The other day, I did some Googling and, for balance, Binging, for a compound word that popped into my head: hyper-thesis. It popped in along with the idea that value-flow-quality stood for something bigger than the sum of its parts. I’m fully aware that giving something a label can have less than desirable effects. Yet – and call me foolish – I wanted to give this “something bigger” a name. As I tried various labels, none seemed to fit. What I was learning was what this something bigger isn’t.
It’s not a hypothesis. It may comprise of a number of hypotheses, but in and of itself it isn’t one. At Emergn we often use qualifiers with value, flow, and quality. We speak of increasing value, improving flow, and advancing quality. Doing this creates a multitude of hypotheses. So much so that discussing them here would take too long — let’s do it another time. The upshot, however, is that VFQ isn’t by itself a hypothesis.
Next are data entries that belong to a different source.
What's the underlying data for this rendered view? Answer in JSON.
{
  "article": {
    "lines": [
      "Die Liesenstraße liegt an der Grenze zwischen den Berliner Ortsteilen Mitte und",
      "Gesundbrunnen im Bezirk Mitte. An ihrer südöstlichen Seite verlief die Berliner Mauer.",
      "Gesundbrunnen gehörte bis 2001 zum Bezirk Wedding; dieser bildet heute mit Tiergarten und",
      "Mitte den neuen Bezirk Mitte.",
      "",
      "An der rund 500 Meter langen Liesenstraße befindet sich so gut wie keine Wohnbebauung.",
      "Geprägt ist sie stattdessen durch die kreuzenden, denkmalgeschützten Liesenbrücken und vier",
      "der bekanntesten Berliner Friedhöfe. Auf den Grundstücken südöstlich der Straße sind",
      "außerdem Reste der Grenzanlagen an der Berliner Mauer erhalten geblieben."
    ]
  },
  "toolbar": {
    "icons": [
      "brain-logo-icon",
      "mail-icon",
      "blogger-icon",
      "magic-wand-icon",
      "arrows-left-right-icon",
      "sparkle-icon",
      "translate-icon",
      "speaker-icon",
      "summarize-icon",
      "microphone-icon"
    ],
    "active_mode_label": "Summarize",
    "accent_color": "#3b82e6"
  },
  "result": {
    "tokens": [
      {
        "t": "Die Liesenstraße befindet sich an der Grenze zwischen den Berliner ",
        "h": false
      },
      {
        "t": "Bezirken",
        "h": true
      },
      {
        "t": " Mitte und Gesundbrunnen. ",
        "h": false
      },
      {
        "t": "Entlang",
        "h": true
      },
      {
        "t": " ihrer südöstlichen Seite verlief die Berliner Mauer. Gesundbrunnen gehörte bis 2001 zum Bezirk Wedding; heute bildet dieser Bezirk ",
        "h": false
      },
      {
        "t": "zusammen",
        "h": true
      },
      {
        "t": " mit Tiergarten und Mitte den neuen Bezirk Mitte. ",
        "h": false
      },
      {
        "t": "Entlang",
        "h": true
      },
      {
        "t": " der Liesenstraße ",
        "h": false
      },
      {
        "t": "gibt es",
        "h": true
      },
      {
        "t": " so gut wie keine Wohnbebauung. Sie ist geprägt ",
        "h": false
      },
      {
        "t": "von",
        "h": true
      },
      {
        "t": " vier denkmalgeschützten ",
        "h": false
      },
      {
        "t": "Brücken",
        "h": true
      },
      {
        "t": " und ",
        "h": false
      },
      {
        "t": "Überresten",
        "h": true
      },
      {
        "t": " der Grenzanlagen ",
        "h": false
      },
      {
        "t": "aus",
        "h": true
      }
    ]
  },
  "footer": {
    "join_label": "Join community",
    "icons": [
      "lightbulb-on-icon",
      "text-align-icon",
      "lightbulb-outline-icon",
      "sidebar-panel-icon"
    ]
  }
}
I could drag this out and bore you with how I successively dismissed a number of words which I thought might fit: thesis, theory, metatheory, approach, method, practice. I won’t. I won’t because all of them seemed to fall into the same pattern as my line of thought for hypothesis. In other words, the elements of VFQ comprise of or are backed by these other things. I was getting a little frustrated. Then, pop, hyperthesis appeared.
I couldn’t find a dictionary entry for it – the word doesn’t seem to formally exist in our vocabulary. The search engines didn’t return much either. In fact, only two proved interesting: one and two. Perhaps I’m guilty of the same thing that the authors of both these entries were being accused of by the people who decided to respond to them? Upon a little reflection, although I don’t mean to philosophise, I probably am. Still, I think there’s something to the hyperthesis thinking.
First, there’s an aspect of oneness behind VFQ; value, flow, and quality can stand on their own and be considered independently, but they work best when considered as a whole, systems-thinking style. Second, VFQ has a fourth dimension in that increasing value, improving flow, and advancing quality are all about change. Consequently, applying the hyper- prefix would be consistent with its use in mathematics where it generally denotes things of four or more dimensions. Third, given that one of the meanings of thesis is a proposition advanced by a person offering to maintain it through argument, a hyper–thesis could mean a whole collection of individual theses which by itself is useful and meaningful, as a whole. Fourth, and presumably in line with the thinking that the search engines returned, when contrasted with hypothesis in its meaning of “something to be tested”, a hyperthesis could mean something where the contributing hypotheses, theories and practices have repeatedly stood up to tests and scrutiny. In other words, a hyperthesis would be something for which there’s overwhelming evidence, especially if the subject matter is qualitative. I think VFQ is just that.
But if VFQ is a hyperthesis, then what is it a hyperthesis of? At Emergn, we often refer to VFQ as a framework. It is that, but I think it is also more than that. I think VFQ is hyperthetic of the way that modern organisations work. Or the way they ought to work. It applies equally to lean startups, product developers, discrete manufacturers and service providers. Sure, “hyperthesis”, doesn’t have a nice marketing ring to it. The question I’m asking is whether it rings true? Hyperthetically speaking, of course.